The Government is proposing to adopt the existing dispute resolution system that applies to collective bargaining, for FPA bargaining. This involves:
- attending mediation through MBIE Mediation Services
- the Authority determining disputes between parties. The Authority may fix the terms of the FPA when the parties find themselves at a stalemate, and
- the Employment Court, Court of Appeal and Supreme Court deciding appeals.
Unless the terms of the FPA have been set by the Authority, in order to finalise the FPA, it would need to be:
- approved by the Authority
- ratified by the employees and employers who would be covered by the agreement. All employees within coverage will each receive one vote of equal value. All employers will receive at least one vote per employee within coverage, with weighted votes for employers with 20 employees or less. If a first ratification vote fails, parties go back to bargaining. If a second vote fails, the FPA goes to the Authority for determination
- voting is verified by MBIE, and then
- the FPA is brought into force through secondary legislation.
Once the FPA is finalised, all employers within coverage will be bound by it, regardless of whether they participated in the bargaining process. Employees within coverage can enforce their rights through the standard employment dispute resolution system. In addition, the Labour Inspector can enforce certain terms of the FPA.
How does an FPA impact upon an employee’s existing terms and conditions of employment under their individual employment agreement (“IEA”) or collective employment agreement (“CEA”)?
FPAs set industry-wide minimum terms and conditions of employment. The result being that minimum terms in any IEA or CEA are lifted if they fall below the minimum terms of the FPA. Otherwise, the FPA will sit alongside the IEA or CEA.
The effect of this is that employees will receive the best terms from both agreements. This can have a significant impact on employers who, for example, have agreed to lower base rates with staff in exchange for a generous commission structure. The setting of a minimum base rate in an FPA (if the terms are higher than the existing terms of employment in the IEA or CEA) will result in the employee receiving a higher base rate under the FPA in addition to the already agreed commission structure.

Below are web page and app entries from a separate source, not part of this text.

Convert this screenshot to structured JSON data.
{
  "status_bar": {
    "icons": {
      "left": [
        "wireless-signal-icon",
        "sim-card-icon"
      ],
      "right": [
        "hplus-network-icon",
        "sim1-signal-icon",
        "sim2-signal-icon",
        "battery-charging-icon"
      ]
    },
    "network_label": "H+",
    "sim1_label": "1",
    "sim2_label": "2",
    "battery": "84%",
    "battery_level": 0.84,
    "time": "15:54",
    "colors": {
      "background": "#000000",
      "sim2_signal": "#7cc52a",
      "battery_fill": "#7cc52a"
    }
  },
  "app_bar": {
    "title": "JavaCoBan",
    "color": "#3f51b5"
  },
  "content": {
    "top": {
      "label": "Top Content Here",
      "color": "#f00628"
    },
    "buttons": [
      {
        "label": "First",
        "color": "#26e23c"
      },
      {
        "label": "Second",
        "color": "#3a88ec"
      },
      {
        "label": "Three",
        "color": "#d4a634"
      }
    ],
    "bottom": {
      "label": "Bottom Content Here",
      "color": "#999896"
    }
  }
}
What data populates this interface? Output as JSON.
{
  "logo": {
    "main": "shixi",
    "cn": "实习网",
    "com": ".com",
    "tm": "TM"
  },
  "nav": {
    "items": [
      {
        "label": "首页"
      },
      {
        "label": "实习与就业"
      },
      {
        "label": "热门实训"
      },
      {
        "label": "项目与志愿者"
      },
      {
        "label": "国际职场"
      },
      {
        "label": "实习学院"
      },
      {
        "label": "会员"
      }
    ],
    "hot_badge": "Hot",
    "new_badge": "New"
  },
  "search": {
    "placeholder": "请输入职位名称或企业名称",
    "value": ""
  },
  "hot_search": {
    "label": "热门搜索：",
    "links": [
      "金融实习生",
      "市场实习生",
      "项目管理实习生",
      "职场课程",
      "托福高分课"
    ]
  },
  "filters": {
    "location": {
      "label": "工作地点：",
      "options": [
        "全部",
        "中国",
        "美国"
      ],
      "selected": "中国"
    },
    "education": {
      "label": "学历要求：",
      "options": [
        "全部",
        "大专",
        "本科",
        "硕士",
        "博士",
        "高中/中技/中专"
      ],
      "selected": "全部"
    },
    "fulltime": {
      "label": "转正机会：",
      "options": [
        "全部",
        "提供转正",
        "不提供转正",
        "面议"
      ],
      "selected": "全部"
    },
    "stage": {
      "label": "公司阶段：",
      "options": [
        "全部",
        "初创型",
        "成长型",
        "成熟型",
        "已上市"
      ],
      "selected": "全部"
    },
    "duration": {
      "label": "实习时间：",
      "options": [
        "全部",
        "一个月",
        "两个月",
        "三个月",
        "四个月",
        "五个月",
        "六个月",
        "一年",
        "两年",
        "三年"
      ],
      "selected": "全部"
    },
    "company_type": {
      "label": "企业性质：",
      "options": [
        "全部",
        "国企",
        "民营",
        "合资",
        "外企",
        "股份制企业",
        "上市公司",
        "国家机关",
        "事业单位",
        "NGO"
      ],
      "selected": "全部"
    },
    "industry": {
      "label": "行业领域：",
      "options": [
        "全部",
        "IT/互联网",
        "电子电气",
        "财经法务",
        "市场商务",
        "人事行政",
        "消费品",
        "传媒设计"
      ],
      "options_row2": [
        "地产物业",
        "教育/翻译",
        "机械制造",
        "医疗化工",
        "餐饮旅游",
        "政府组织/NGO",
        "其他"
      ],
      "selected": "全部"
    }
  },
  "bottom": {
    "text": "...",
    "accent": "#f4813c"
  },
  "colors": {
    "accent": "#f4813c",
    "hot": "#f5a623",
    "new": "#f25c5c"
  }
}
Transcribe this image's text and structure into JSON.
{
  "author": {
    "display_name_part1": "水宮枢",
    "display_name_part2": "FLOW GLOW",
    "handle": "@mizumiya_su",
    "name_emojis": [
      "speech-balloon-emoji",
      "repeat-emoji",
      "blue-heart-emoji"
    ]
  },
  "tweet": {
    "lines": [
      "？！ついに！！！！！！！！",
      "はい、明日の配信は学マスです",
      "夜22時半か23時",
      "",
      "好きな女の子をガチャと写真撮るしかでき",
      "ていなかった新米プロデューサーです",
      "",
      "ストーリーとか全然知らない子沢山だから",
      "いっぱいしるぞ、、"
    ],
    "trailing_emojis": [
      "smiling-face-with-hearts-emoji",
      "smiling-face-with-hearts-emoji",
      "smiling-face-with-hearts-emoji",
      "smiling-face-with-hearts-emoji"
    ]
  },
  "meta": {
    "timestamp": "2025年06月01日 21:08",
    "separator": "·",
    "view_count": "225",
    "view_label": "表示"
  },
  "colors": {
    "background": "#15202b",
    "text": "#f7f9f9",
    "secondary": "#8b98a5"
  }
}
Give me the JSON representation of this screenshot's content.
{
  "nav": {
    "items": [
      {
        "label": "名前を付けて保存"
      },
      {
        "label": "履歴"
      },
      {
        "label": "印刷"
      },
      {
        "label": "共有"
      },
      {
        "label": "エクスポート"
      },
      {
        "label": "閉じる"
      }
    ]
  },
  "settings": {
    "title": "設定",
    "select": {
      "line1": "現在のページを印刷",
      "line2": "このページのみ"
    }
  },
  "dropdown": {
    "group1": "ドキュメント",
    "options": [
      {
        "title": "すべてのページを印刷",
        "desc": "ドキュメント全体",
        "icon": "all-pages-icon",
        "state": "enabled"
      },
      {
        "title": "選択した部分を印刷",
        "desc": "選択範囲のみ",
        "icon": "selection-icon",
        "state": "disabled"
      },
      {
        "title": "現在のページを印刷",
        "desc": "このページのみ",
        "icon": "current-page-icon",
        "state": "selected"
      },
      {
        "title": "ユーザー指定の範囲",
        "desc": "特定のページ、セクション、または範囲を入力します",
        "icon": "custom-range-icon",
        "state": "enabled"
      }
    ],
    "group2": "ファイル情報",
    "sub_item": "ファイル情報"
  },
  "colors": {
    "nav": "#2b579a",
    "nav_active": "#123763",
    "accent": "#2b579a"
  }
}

Therefore, employers may need to consider the ongoing viability of any relevant commission structures.
Any proposal to materially change the terms and conditions of an employees’ employment (i.e. a commission structure) requires the employer to consult with the employee in good faith, before the change is implemented.
Further, consideration should be given to applicable redundancy provisions within the FPA, CEA and/or IEA, as an employee may be technically ‘redundant’ where the terms and conditions of their employment has materially changed. This could potentially trigger an entitlement to redundancy compensation.
The Bill is expected to be passed into law at the end of 2022, which is subject to extensive public submission and consideration by Parliament.
Overall, the Bill adopts many of the traditional collective bargaining processes that will be familiar to employers with unionised workforces.
The Bill is currently with the Select Committee, which means people have until 19 May 2022 to submit their submissions on the Bill.
If you have any questions regarding the Bill, or the impact the Bill may have on your business, or would like assistance drafting a submission, please feel free to contact us on 0800 339 002.